* _PROBLEM DETAILS_
Work out how many lines of the material contain the string "title"; the answer is that number only.

##############################

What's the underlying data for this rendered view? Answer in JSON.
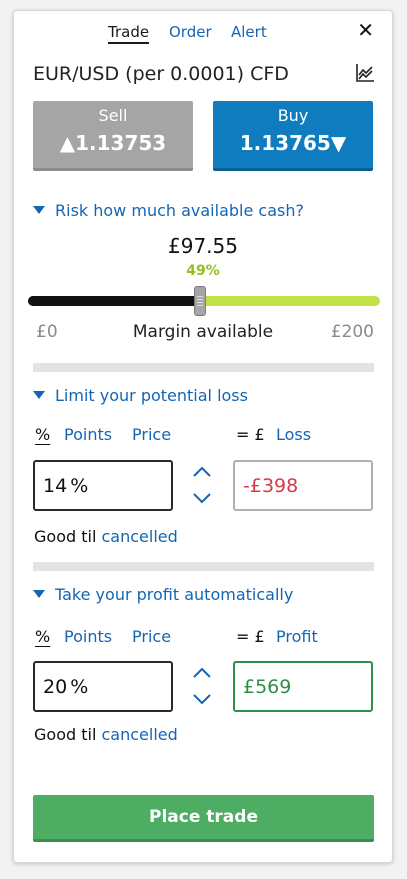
{
  "tabs": [
    {
      "label": "Trade",
      "active": true
    },
    {
      "label": "Order",
      "active": false
    },
    {
      "label": "Alert",
      "active": false
    }
  ],
  "close_glyph": "✕",
  "instrument": "EUR/USD (per 0.0001) CFD",
  "sell": {
    "label": "Sell",
    "price": "▲1.13753",
    "color": "#a5a5a5"
  },
  "buy": {
    "label": "Buy",
    "price": "1.13765▼",
    "color": "#0f7cbf"
  },
  "risk": {
    "title": "Risk how much available cash?",
    "amount": "£97.55",
    "percent": "49%",
    "fraction": 0.49,
    "min": "£0",
    "max": "£200",
    "center_label": "Margin available"
  },
  "loss": {
    "title": "Limit your potential loss",
    "options": [
      "%",
      "Points",
      "Price"
    ],
    "eq_label": "= £",
    "target_label": "Loss",
    "value": "14",
    "unit": "%",
    "amount": "-£398",
    "good_til": "Good til",
    "good_til_link": "cancelled"
  },
  "profit": {
    "title": "Take your profit automatically",
    "options": [
      "%",
      "Points",
      "Price"
    ],
    "eq_label": "= £",
    "target_label": "Profit",
    "value": "20",
    "unit": "%",
    "amount": "£569",
    "good_til": "Good til",
    "good_til_link": "cancelled"
  },
  "place_button": "Place trade",
  "colors": {
    "accent": "#1565b4",
    "slider_green": "#c3e24a",
    "percent_green": "#93c01f",
    "loss_red": "#d63b4a",
    "profit_green": "#2f8f45",
    "place_green": "#4dad63"
  },
  "icons": [
    "close-icon",
    "chart-icon",
    "caret-down-icon",
    "stepper-up-icon",
    "stepper-down-icon"
  ]
}
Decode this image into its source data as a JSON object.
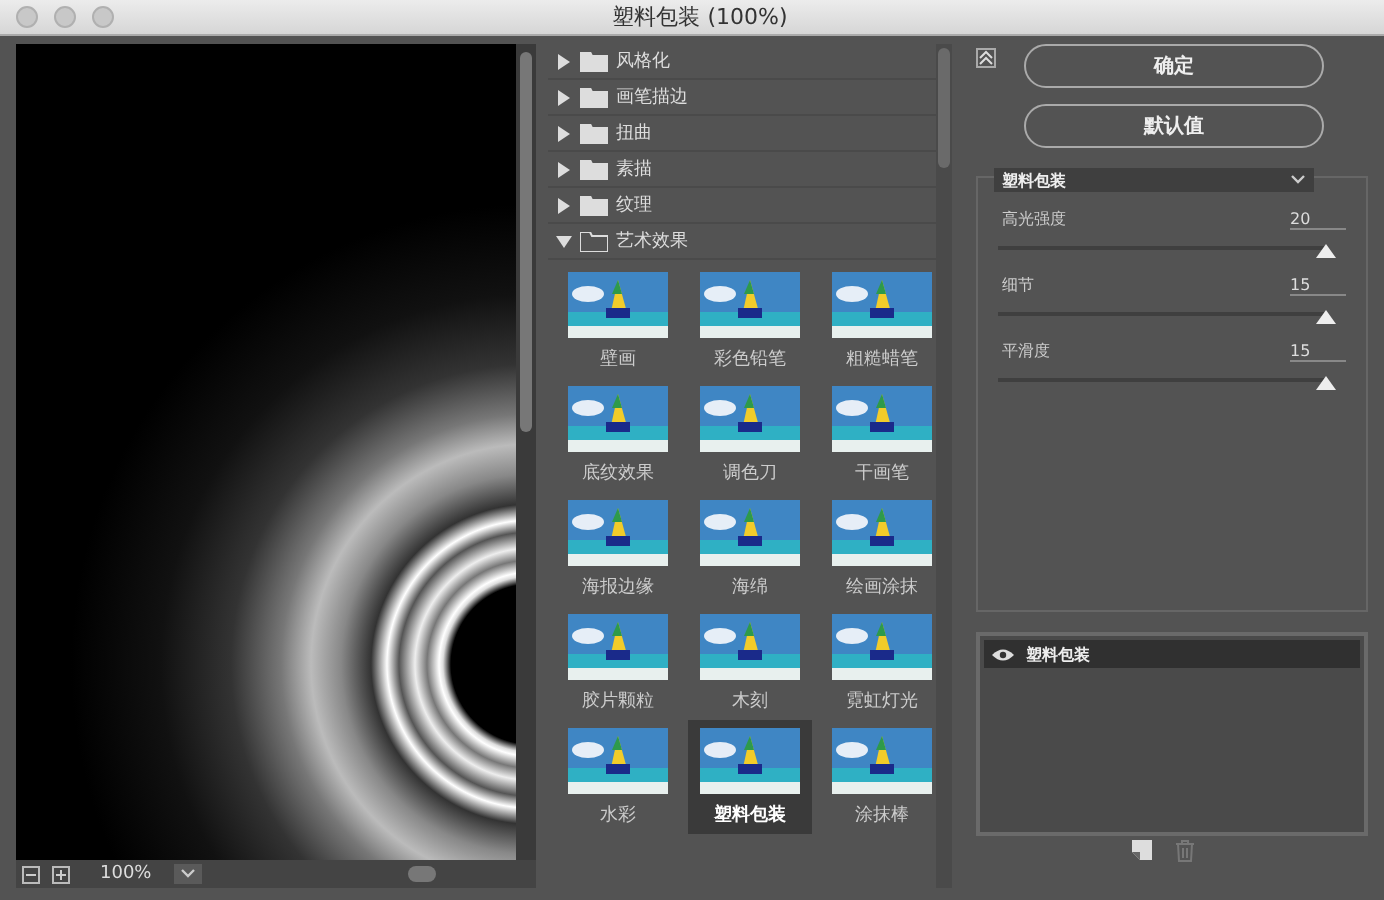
{
  "window": {
    "title": "塑料包装 (100%)"
  },
  "preview": {
    "zoom": "100%"
  },
  "categories": [
    {
      "label": "风格化",
      "expanded": false
    },
    {
      "label": "画笔描边",
      "expanded": false
    },
    {
      "label": "扭曲",
      "expanded": false
    },
    {
      "label": "素描",
      "expanded": false
    },
    {
      "label": "纹理",
      "expanded": false
    },
    {
      "label": "艺术效果",
      "expanded": true,
      "filters": [
        {
          "label": "壁画",
          "selected": false
        },
        {
          "label": "彩色铅笔",
          "selected": false
        },
        {
          "label": "粗糙蜡笔",
          "selected": false
        },
        {
          "label": "底纹效果",
          "selected": false
        },
        {
          "label": "调色刀",
          "selected": false
        },
        {
          "label": "干画笔",
          "selected": false
        },
        {
          "label": "海报边缘",
          "selected": false
        },
        {
          "label": "海绵",
          "selected": false
        },
        {
          "label": "绘画涂抹",
          "selected": false
        },
        {
          "label": "胶片颗粒",
          "selected": false
        },
        {
          "label": "木刻",
          "selected": false
        },
        {
          "label": "霓虹灯光",
          "selected": false
        },
        {
          "label": "水彩",
          "selected": false
        },
        {
          "label": "塑料包装",
          "selected": true
        },
        {
          "label": "涂抹棒",
          "selected": false
        }
      ]
    }
  ],
  "buttons": [
    "确定",
    "默认值"
  ],
  "settings": {
    "filter": "塑料包装",
    "params": [
      {
        "label": "高光强度",
        "value": "20",
        "level": 1
      },
      {
        "label": "细节",
        "value": "15",
        "level": 1
      },
      {
        "label": "平滑度",
        "value": "15",
        "level": 1
      }
    ]
  },
  "layers": [
    {
      "name": "塑料包装",
      "visible": true,
      "selected": true
    }
  ]
}
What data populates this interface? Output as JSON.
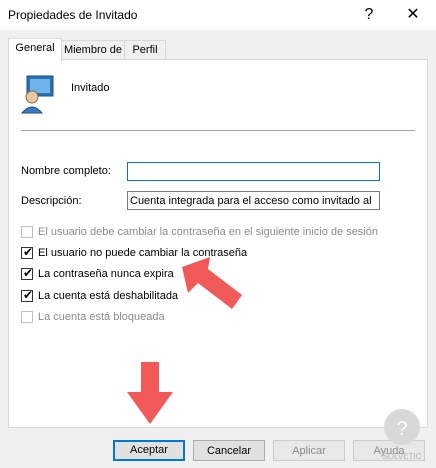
{
  "window": {
    "title": "Propiedades de Invitado",
    "help_glyph": "?",
    "close_glyph": "✕"
  },
  "tabs": [
    {
      "label": "General"
    },
    {
      "label": "Miembro de"
    },
    {
      "label": "Perfil"
    }
  ],
  "user": {
    "name": "Invitado"
  },
  "fields": {
    "full_name": {
      "label": "Nombre completo:",
      "value": ""
    },
    "description": {
      "label": "Descripción:",
      "value": "Cuenta integrada para el acceso como invitado al"
    }
  },
  "options": [
    {
      "label": "El usuario debe cambiar la contraseña en el siguiente inicio de sesión",
      "checked": false,
      "enabled": false
    },
    {
      "label": "El usuario no puede cambiar la contraseña",
      "checked": true,
      "enabled": true
    },
    {
      "label": "La contraseña nunca expira",
      "checked": true,
      "enabled": true
    },
    {
      "label": "La cuenta está deshabilitada",
      "checked": true,
      "enabled": true
    },
    {
      "label": "La cuenta está bloqueada",
      "checked": false,
      "enabled": false
    }
  ],
  "checkmark": "✔",
  "buttons": {
    "accept": "Aceptar",
    "cancel": "Cancelar",
    "apply": "Aplicar",
    "help": "Ayuda"
  },
  "colors": {
    "arrow": "#f25a5a",
    "focus_border": "#0078d7"
  }
}
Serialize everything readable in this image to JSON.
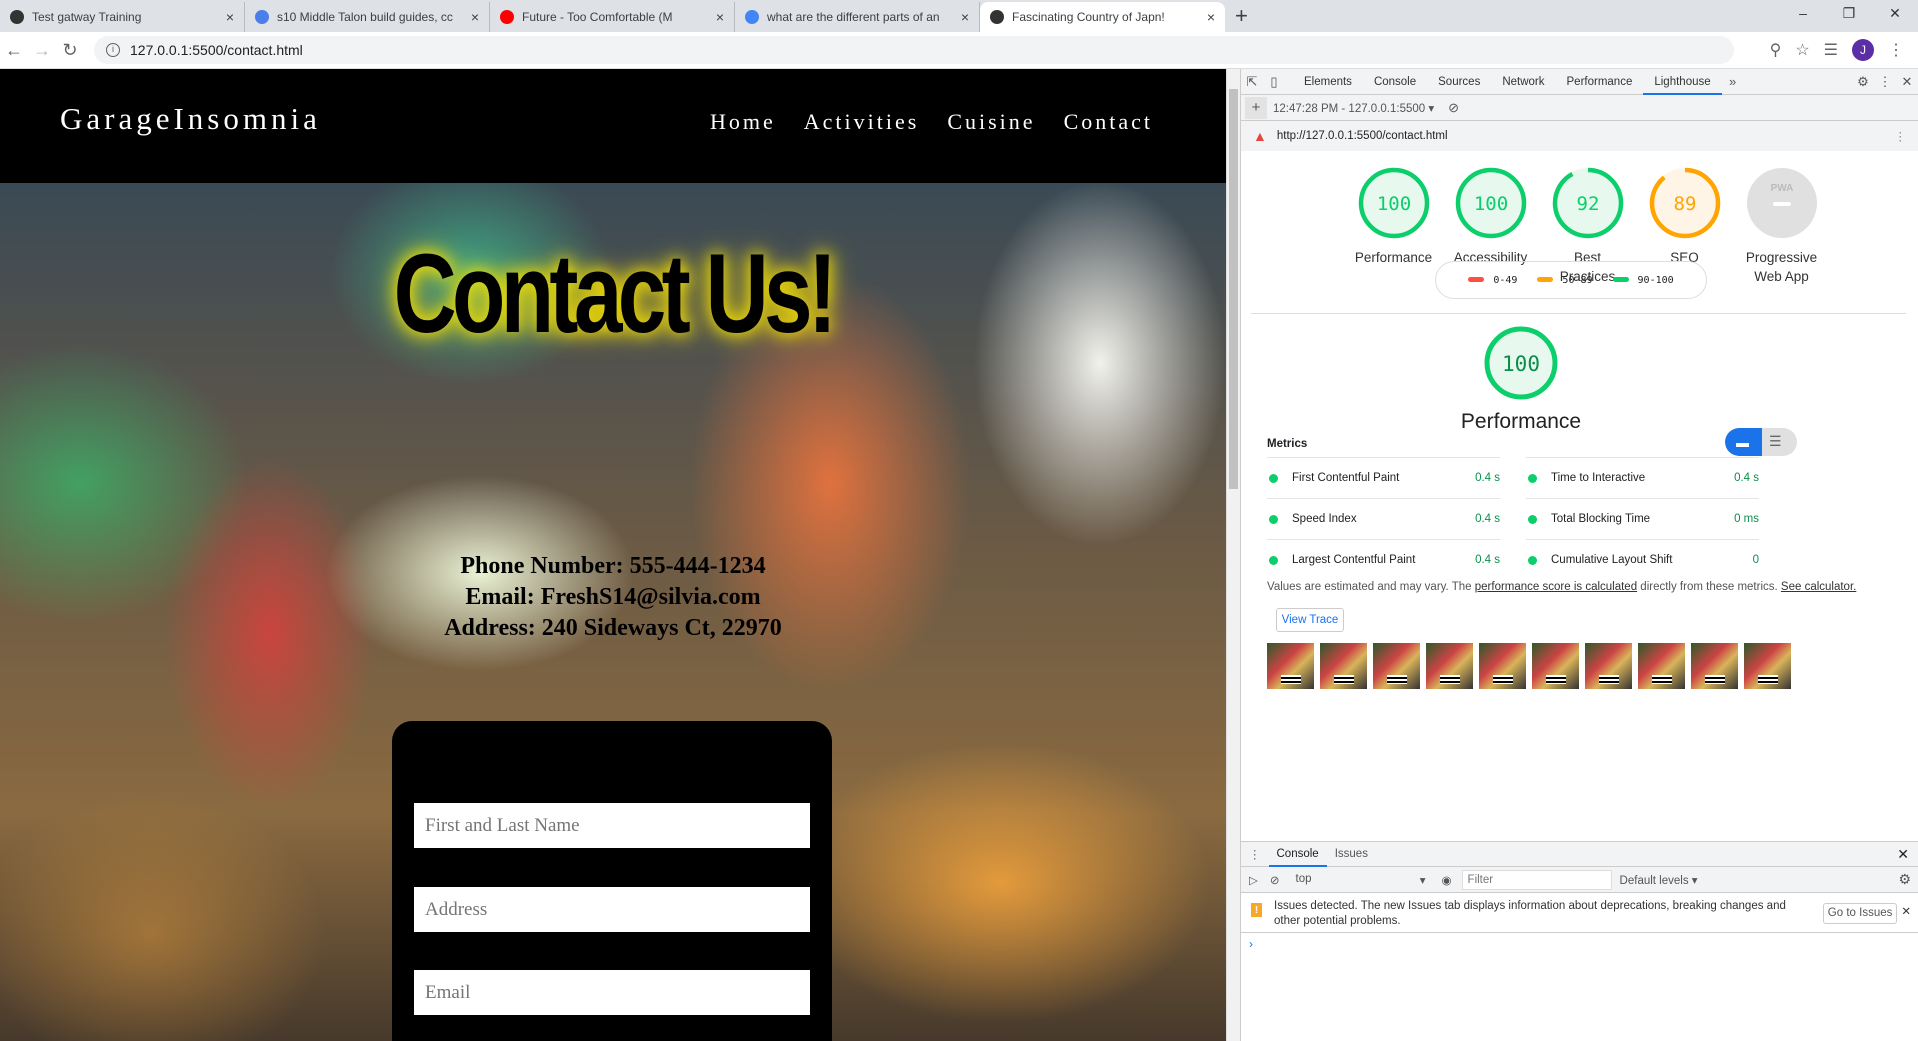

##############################

* _RESPONSE BELOW_
5